By the way, for those seeking longer hikes, you can hike the Loop Trail, which passes all three bridges — leading to a hike up to about 10 miles if you do the full loop.
We had planned to visit Bears Ears National Monument, established by President Barack Obama in 2016 — but the park has been cut 80+ percent in size by President Donald Trump (though numerous lawsuits are fighting the reduction) and is now limited to two little areas — the dark green areas shown on the map. Instead, we decided just to admire the Bears Ears (as seen in the feature photo at the top of the blog) — two massive buttes (rising about 9,000 feet) that can be seen for miles in the Four Corners area. The buttes are capped by Wingate Sandstone and considered sacred by a number of the area’s Native American tribes (including the Navajo Nation, Ute Mountain Ute Tribe, and Hopi Nation).

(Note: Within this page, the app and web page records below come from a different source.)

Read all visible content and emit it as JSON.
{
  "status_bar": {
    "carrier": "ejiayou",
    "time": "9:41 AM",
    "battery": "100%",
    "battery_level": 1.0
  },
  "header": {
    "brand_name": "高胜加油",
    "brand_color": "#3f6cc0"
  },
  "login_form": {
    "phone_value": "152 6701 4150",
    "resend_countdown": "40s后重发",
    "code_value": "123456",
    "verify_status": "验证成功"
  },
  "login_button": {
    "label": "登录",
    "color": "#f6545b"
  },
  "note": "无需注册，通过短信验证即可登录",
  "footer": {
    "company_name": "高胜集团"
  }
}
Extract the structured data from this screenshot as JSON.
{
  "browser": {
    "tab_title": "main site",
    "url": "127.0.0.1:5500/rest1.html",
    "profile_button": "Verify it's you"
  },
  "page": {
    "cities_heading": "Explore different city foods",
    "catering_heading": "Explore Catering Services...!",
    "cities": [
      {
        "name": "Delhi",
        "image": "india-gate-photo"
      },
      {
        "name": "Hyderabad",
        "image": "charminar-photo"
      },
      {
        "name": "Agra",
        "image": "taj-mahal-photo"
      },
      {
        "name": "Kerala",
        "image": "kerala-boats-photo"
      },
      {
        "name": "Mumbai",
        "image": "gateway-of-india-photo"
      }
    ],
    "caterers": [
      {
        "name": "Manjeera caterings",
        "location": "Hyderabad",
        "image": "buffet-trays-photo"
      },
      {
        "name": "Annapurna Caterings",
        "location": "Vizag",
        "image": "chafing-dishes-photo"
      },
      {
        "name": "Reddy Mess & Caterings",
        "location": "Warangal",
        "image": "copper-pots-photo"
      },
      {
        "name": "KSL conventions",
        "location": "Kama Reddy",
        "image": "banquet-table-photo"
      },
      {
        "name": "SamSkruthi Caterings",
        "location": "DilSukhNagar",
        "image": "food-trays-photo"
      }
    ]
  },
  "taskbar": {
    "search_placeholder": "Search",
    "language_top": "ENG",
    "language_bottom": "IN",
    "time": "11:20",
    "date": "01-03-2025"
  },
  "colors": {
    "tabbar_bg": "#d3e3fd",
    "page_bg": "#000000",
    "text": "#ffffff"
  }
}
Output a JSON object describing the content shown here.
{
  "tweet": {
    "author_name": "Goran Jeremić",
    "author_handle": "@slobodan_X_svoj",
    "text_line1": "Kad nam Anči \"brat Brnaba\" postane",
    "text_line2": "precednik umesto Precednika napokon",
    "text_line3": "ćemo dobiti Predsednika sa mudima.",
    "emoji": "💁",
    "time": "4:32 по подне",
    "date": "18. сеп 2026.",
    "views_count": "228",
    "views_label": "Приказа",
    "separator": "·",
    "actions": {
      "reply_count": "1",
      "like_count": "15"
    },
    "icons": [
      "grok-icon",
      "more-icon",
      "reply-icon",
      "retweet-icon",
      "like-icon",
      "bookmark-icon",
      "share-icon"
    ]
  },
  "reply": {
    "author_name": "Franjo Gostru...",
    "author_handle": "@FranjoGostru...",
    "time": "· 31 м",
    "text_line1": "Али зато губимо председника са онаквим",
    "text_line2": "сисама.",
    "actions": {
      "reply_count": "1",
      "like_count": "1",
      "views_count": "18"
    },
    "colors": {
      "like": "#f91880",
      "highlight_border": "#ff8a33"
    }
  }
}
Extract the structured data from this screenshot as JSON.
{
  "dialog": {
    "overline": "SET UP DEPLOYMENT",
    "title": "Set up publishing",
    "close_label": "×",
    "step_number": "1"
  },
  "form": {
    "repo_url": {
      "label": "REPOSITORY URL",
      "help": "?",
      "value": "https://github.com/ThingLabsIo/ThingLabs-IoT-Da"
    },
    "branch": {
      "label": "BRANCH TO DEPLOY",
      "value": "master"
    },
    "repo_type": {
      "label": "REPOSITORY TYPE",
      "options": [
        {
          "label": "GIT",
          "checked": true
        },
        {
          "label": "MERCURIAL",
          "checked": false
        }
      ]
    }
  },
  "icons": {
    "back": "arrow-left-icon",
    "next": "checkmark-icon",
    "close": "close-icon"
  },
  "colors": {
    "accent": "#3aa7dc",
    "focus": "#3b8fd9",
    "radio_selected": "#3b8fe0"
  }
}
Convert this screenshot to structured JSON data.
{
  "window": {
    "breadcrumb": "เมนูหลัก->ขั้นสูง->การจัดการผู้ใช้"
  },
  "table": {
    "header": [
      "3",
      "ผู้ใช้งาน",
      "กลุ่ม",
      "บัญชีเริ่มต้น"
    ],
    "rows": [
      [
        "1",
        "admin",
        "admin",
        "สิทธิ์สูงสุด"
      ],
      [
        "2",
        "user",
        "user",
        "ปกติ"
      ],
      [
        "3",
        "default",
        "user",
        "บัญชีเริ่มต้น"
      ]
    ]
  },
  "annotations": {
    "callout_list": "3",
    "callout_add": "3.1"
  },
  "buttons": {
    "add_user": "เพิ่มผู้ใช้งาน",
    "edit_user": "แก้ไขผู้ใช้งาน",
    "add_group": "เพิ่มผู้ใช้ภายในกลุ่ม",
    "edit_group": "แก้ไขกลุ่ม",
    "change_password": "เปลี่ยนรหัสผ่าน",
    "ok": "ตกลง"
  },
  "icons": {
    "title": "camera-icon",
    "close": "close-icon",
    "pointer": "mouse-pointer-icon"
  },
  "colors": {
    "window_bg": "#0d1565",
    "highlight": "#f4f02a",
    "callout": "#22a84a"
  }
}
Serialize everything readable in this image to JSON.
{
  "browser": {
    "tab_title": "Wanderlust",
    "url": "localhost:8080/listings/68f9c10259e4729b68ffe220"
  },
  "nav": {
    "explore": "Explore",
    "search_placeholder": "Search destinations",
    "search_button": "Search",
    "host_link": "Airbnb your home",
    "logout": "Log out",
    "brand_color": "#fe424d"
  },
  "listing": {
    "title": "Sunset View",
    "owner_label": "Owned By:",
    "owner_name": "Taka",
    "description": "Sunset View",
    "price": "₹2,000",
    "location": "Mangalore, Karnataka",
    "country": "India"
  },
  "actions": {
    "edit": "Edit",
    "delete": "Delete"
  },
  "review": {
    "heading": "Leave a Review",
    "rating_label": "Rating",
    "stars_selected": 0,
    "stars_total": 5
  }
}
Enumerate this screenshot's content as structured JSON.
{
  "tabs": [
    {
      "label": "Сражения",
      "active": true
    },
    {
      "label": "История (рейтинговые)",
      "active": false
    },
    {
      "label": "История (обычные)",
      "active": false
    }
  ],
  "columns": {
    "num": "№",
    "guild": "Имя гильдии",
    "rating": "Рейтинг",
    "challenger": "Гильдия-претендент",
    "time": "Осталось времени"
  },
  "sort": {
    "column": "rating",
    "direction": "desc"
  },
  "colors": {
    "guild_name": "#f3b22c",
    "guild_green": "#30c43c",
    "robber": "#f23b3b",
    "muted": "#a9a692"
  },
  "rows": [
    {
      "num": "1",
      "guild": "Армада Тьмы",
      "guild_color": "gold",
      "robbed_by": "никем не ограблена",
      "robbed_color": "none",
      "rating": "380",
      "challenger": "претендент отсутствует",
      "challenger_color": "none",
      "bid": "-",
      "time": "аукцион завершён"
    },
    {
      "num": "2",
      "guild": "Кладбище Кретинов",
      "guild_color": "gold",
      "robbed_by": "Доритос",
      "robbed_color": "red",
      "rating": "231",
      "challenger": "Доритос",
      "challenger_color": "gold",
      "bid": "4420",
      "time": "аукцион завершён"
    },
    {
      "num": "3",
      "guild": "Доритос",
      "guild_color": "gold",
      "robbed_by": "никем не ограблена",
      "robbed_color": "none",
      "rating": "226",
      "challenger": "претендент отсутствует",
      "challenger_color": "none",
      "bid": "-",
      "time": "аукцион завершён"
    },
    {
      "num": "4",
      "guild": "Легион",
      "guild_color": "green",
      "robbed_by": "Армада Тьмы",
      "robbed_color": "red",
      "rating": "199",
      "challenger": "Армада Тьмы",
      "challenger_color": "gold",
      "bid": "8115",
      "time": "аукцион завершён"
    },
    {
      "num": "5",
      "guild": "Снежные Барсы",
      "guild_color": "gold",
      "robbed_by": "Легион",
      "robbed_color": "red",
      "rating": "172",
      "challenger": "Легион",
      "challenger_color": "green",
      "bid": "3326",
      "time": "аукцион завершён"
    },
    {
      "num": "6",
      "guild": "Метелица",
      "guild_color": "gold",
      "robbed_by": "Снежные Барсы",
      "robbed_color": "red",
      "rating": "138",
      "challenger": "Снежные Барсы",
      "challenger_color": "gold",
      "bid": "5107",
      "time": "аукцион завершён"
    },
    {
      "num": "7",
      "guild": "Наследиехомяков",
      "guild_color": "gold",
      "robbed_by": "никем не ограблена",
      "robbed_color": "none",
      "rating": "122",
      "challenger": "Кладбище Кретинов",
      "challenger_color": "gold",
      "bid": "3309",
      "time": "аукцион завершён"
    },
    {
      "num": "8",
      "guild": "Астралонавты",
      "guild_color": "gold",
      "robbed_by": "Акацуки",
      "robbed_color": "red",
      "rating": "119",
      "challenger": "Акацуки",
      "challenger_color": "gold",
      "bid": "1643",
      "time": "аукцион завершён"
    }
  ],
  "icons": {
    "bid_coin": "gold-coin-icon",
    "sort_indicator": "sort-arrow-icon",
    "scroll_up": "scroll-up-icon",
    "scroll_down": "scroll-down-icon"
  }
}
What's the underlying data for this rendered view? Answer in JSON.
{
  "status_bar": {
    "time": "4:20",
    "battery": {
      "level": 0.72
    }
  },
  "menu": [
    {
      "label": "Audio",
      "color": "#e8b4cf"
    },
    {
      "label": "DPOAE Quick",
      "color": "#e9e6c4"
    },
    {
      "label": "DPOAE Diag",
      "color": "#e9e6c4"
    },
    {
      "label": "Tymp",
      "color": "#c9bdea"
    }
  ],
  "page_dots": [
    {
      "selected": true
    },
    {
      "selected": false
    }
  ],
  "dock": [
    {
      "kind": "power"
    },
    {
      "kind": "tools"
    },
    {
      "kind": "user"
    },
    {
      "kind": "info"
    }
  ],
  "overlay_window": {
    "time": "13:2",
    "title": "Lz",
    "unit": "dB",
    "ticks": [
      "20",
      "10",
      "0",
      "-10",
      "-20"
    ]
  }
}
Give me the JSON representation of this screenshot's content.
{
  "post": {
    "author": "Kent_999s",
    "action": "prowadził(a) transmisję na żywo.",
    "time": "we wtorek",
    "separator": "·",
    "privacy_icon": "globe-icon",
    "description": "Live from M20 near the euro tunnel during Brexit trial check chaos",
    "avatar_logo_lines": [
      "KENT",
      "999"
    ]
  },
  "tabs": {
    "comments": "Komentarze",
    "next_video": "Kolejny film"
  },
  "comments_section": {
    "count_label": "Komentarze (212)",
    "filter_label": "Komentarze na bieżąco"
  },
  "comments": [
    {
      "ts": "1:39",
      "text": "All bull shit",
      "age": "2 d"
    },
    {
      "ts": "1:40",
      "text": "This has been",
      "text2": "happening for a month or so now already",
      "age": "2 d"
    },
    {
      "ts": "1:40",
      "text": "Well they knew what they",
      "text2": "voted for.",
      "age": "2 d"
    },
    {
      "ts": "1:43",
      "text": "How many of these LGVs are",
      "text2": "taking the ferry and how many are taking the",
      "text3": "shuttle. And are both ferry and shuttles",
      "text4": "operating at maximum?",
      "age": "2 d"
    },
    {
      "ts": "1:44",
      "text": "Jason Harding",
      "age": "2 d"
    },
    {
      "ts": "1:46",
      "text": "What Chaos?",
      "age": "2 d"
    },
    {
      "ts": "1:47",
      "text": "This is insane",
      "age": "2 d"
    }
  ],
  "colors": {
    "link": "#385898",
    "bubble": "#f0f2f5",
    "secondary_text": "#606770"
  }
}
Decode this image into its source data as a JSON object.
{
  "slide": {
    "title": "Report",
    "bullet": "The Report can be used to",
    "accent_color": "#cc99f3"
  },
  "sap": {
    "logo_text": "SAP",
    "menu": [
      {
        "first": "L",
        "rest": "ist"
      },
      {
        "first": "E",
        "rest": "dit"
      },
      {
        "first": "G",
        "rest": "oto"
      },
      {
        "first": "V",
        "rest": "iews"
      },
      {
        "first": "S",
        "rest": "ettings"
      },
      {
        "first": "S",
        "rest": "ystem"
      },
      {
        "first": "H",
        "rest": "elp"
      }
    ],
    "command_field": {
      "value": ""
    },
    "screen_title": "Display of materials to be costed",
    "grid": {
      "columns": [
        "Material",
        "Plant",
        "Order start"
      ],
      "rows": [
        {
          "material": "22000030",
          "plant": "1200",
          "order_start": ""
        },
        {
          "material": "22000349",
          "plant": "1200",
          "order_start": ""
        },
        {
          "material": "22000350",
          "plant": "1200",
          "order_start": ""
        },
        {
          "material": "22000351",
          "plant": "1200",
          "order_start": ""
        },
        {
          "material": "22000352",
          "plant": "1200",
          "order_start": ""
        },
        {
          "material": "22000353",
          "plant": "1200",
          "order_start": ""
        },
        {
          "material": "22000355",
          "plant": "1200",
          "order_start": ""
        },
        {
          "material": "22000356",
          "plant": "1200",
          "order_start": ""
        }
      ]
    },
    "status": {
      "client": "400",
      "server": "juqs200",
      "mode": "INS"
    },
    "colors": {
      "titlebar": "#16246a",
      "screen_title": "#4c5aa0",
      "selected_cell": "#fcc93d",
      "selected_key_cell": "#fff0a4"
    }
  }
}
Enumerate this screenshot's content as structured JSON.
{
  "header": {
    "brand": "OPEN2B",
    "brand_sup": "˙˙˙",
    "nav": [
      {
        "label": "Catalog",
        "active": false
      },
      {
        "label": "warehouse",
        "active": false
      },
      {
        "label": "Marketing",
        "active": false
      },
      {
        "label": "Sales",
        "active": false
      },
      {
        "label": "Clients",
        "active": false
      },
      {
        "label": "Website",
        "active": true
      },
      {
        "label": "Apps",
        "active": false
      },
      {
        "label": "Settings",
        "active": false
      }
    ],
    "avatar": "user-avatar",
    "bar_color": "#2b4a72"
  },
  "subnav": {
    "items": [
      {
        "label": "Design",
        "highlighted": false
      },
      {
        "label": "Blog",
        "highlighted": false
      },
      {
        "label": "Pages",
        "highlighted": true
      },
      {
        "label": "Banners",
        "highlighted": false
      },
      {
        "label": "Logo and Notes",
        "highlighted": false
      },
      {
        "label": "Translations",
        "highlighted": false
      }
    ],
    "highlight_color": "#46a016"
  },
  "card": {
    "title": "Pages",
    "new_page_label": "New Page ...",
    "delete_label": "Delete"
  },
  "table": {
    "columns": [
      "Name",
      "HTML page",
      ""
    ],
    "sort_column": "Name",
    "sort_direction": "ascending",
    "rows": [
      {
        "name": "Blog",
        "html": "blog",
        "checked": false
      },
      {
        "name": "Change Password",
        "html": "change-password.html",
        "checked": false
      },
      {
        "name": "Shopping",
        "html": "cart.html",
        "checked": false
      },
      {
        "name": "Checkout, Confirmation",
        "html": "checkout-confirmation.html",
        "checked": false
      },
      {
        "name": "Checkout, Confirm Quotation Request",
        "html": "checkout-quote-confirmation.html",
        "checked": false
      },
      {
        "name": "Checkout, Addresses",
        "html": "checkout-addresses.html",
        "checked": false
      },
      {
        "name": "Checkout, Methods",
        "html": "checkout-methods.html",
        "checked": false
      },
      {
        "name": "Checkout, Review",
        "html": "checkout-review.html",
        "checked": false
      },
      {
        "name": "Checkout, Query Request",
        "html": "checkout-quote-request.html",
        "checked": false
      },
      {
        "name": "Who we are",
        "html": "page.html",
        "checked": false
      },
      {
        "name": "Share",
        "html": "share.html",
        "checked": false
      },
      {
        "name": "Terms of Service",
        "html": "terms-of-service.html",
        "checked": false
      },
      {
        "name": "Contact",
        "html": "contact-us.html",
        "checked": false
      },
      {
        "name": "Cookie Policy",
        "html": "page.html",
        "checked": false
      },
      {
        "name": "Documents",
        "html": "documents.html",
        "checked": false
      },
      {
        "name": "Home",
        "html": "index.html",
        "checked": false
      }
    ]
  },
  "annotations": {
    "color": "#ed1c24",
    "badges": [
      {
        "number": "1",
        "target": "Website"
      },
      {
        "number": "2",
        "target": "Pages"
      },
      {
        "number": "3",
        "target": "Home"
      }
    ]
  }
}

With limited time in the area, we decided we had to visit the Navajo Four Corners Monument marking the intersection of four states: Utah, Colorado, Arizona, and New Mexico. It is the only point in the United States shared by four states, and it also marks the boundary between the Navajo Nation (which maintains the monument as a fee-based tourist attraction) and the Ute Mountain Ute Tribe Reservation. The monument is located off of US-160 southeast of Blanding … and marked our first foray (of this trip) into Colorado and New Mexico, which are both slated to be visited in much greater length and detail in 2019. We had fun, as you can see in the photos, of playing a little four-state twister! If you are in the mood, you can also visit multiple vendors who surround the monument, selling everything from t-shirts and magnets to native art and jewelry.
As we often like to do, after visiting Four Corners, we decided to return back to Blanding via a different route, stopping to pick up some farm-fresh eggs and Mangalitsa Berkshire pork from Rocky Ridge Farm. The farm is run by the very nice Usher family — and will soon be adding grass-fed beef to the list of products they sell (and ship). We originally found them through a great website, Local Hens: The Place to Find the Freshest Local Eggs, Means, and Produce.
As strongly as we possibly can say it, please support local farmers and ranchers who are raising food the right way: cleanly, naturally, sustainably. Avoid chickens and meats from horrible feedlots and GMO vegetables raised on RoundUp.
As we were heading back to Utah from Colorado (and really planning to stop at Hovenweep National Monument), we stumbled upon Sutcliffe Vineyards — and wine-tasting won over visiting six prehistoric buildings. We were immediately greeted by owner John Sutcliffe, a quite amusing Welshman who now has a lovely vineyard in western Colorado’s McElmo Canyon (located on Road G, west of Cortez) that produces about 5,000+ cases annaully. We actually tasted a few whites (which we almost never do), along with a few reds… and we left with a one bottle each of a red (field) blend, a 2016 Cinsaut (which we are saving for Thanksgiving), and a 2015 Cabernet Sauvignon. John’s reds are quite delicious — and if we had more room in the travel trailer, we might have bought more! If you are in the area, this winery is a must-stop — both for the wine and for John. Check out their website for more information: Sutcliffe Vineyards.
Next up for us? Cruising down to Monument Valley, home of the Navajo Nation and many westerns — movies produced by John Ford from the late 1930s to the 1960s.